(As student council president, I was to crown the home coming queen at halftime.) This was the meddle of a proud Highland Trojan, the inner stuff which led to that victory at Normandy, the pathos and passion which Paul Anka belted out his hit I Did It My Way.

And that’s when, my handicap became a gift. Yes, Loud Voice Syndrome conquered the handicap of a wholly inadequate PA system. Though all rose for the Star Spangled Banner, I refused to follow-suit, tucking the microphone under my armpit and placing my hand over my rapidly beating heart. And then…switching the mike on, I carefully spoke with a moderately-controlled Jack Brickhouse voice, as though I was the famed Cubs sportscaster. At once, I heard the murmuring three stories below, “Louder…louder…we can’t hear you!”

Then it happened: I felt a quivering warmth arise from out of my belly as Scripture speaks of the supernatural gift of the Holy Spirit. It had to be the endowment of Samson’s power from on high funneled through my loins, lungs and larynx. I opened my mouth and let it fly into the void below. LVS marvelously filled the stadium such that for the ensuing two hours, many of the patrons, cuffed their ears, listening to the booming shout from above.

Some might have mistaken it for that which Scripture predicts, a mighty shout from Heaven on that last day. Others said it was a supernatural blast of articulate cogent sports announcery heard from Griffith to the shores of Lake Michigan even among the swarthy denizens of the East Chicago steel mills and beyond.

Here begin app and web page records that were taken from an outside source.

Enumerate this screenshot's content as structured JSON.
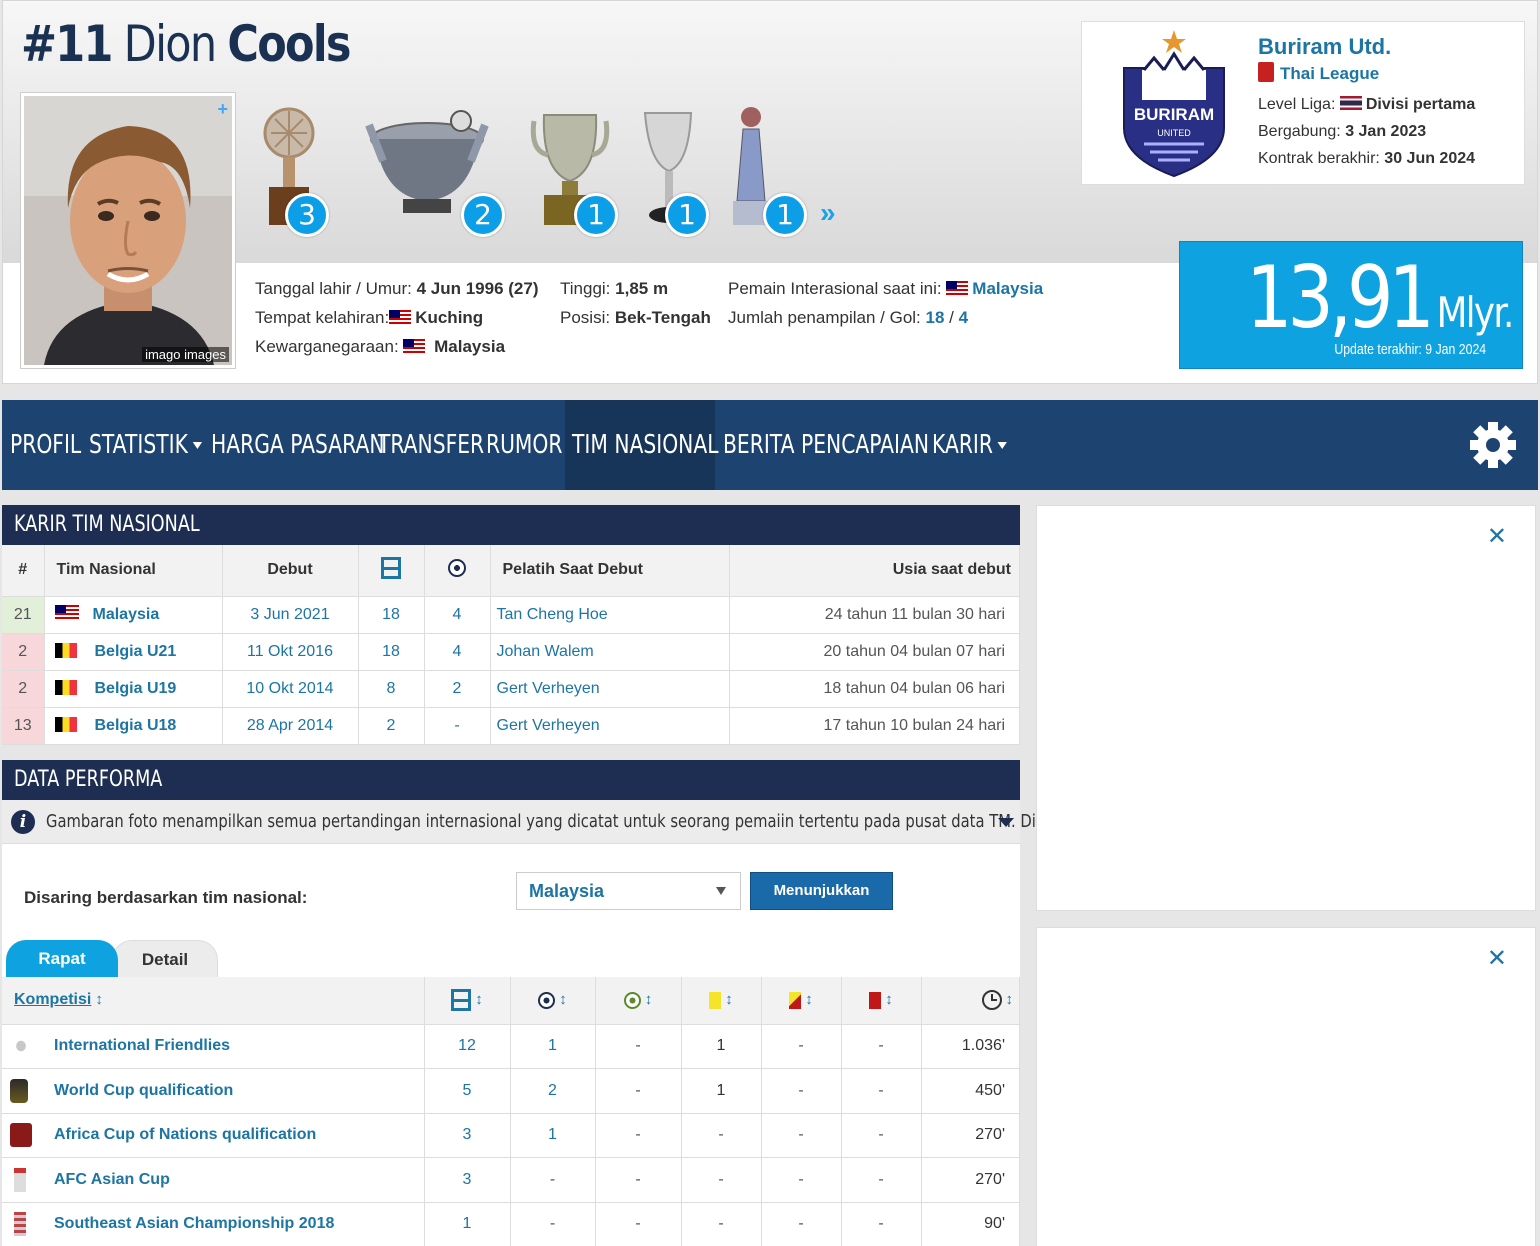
{
  "player": {
    "number": "#11",
    "first_name": "Dion",
    "last_name": "Cools",
    "photo_credit": "imago images"
  },
  "trophies": [
    {
      "icon": "trophy-icon",
      "count": "3"
    },
    {
      "icon": "trophy-icon",
      "count": "2"
    },
    {
      "icon": "trophy-icon",
      "count": "1"
    },
    {
      "icon": "trophy-icon",
      "count": "1"
    },
    {
      "icon": "trophy-icon",
      "count": "1"
    }
  ],
  "trophy_more": "»",
  "details": {
    "birth_label": "Tanggal lahir / Umur:",
    "birth_value": "4 Jun 1996 (27)",
    "birthplace_label": "Tempat kelahiran:",
    "birthplace_value": "Kuching",
    "citizenship_label": "Kewarganegaraan:",
    "citizenship_value": "Malaysia",
    "height_label": "Tinggi:",
    "height_value": "1,85 m",
    "position_label": "Posisi:",
    "position_value": "Bek-Tengah",
    "intl_label": "Pemain Interasional saat ini:",
    "intl_value": "Malaysia",
    "caps_label": "Jumlah penampilan / Gol:",
    "caps_value": "18",
    "caps_sep": "/",
    "goals_value": "4"
  },
  "club": {
    "name": "Buriram Utd.",
    "league": "Thai League",
    "logo_text": "BURIRAM",
    "logo_sub": "UNITED",
    "level_label": "Level Liga:",
    "level_value": "Divisi pertama",
    "joined_label": "Bergabung:",
    "joined_value": "3 Jan 2023",
    "contract_label": "Kontrak berakhir:",
    "contract_value": "30 Jun 2024"
  },
  "market_value": {
    "amount": "13,91",
    "unit": "Mlyr.",
    "update": "Update terakhir: 9 Jan 2024"
  },
  "nav": {
    "items": [
      "PROFIL",
      "STATISTIK",
      "HARGA PASARAN",
      "TRANSFER",
      "RUMOR",
      "TIM NASIONAL",
      "BERITA",
      "PENCAPAIAN",
      "KARIR"
    ],
    "active": "TIM NASIONAL"
  },
  "career": {
    "title": "KARIR TIM NASIONAL",
    "headers": {
      "rank": "#",
      "team": "Tim Nasional",
      "debut": "Debut",
      "coach": "Pelatih Saat Debut",
      "age": "Usia saat debut"
    },
    "rows": [
      {
        "rank": "21",
        "team": "Malaysia",
        "flag": "malaysia",
        "debut": "3 Jun 2021",
        "apps": "18",
        "goals": "4",
        "coach": "Tan Cheng Hoe",
        "age": "24 tahun 11 bulan 30 hari"
      },
      {
        "rank": "2",
        "team": "Belgia U21",
        "flag": "belgium",
        "debut": "11 Okt 2016",
        "apps": "18",
        "goals": "4",
        "coach": "Johan Walem",
        "age": "20 tahun 04 bulan 07 hari"
      },
      {
        "rank": "2",
        "team": "Belgia U19",
        "flag": "belgium",
        "debut": "10 Okt 2014",
        "apps": "8",
        "goals": "2",
        "coach": "Gert Verheyen",
        "age": "18 tahun 04 bulan 06 hari"
      },
      {
        "rank": "13",
        "team": "Belgia U18",
        "flag": "belgium",
        "debut": "28 Apr 2014",
        "apps": "2",
        "goals": "-",
        "coach": "Gert Verheyen",
        "age": "17 tahun 10 bulan 24 hari"
      }
    ]
  },
  "performance": {
    "title": "DATA PERFORMA",
    "info_text": "Gambaran foto menampilkan semua pertandingan internasional yang dicatat untuk seorang pemaiin tertentu pada pusat data TM. Dibawah \"Di...",
    "filter_label": "Disaring berdasarkan tim nasional:",
    "filter_value": "Malaysia",
    "filter_button": "Menunjukkan",
    "tabs": [
      "Rapat",
      "Detail"
    ],
    "comp_header": "Kompetisi",
    "sort_glyph": "↕",
    "rows": [
      {
        "name": "International Friendlies",
        "apps": "12",
        "goals": "1",
        "assists": "-",
        "yellow": "1",
        "yellowred": "-",
        "red": "-",
        "minutes": "1.036'"
      },
      {
        "name": "World Cup qualification",
        "apps": "5",
        "goals": "2",
        "assists": "-",
        "yellow": "1",
        "yellowred": "-",
        "red": "-",
        "minutes": "450'"
      },
      {
        "name": "Africa Cup of Nations qualification",
        "apps": "3",
        "goals": "1",
        "assists": "-",
        "yellow": "-",
        "yellowred": "-",
        "red": "-",
        "minutes": "270'"
      },
      {
        "name": "AFC Asian Cup",
        "apps": "3",
        "goals": "-",
        "assists": "-",
        "yellow": "-",
        "yellowred": "-",
        "red": "-",
        "minutes": "270'"
      },
      {
        "name": "Southeast Asian Championship 2018",
        "apps": "1",
        "goals": "-",
        "assists": "-",
        "yellow": "-",
        "yellowred": "-",
        "red": "-",
        "minutes": "90'"
      }
    ]
  },
  "ads": {
    "close": "✕"
  },
  "colors": {
    "brand": "#1d2e52",
    "nav": "#1d4470",
    "accent": "#0ea2e0",
    "link": "#1d75a3"
  }
}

Yes, that night Jerry talked very, very much. Likewise, he used his loud voice in school, and lastly, he was not still listening to others. For which your honor, ladies and gentlemen of the jury, and my dear teacher, I request a pardon, an expunging of my report card. And, somewhere, above, in the heavens, where I believe my pedagogue, Mom, and Dad now dwell, some quiet voices whisper.

“We understand.”

The above is a generic 1951 third grade class photo. There are 28 seats arranged in seven rows from the blackboard. The seat of my crime was row four, seated next to the window. My attacker approached from the window aisle behind my desk, catching me unawares with a slashing open-handed check-slapping decapitating chop to my face.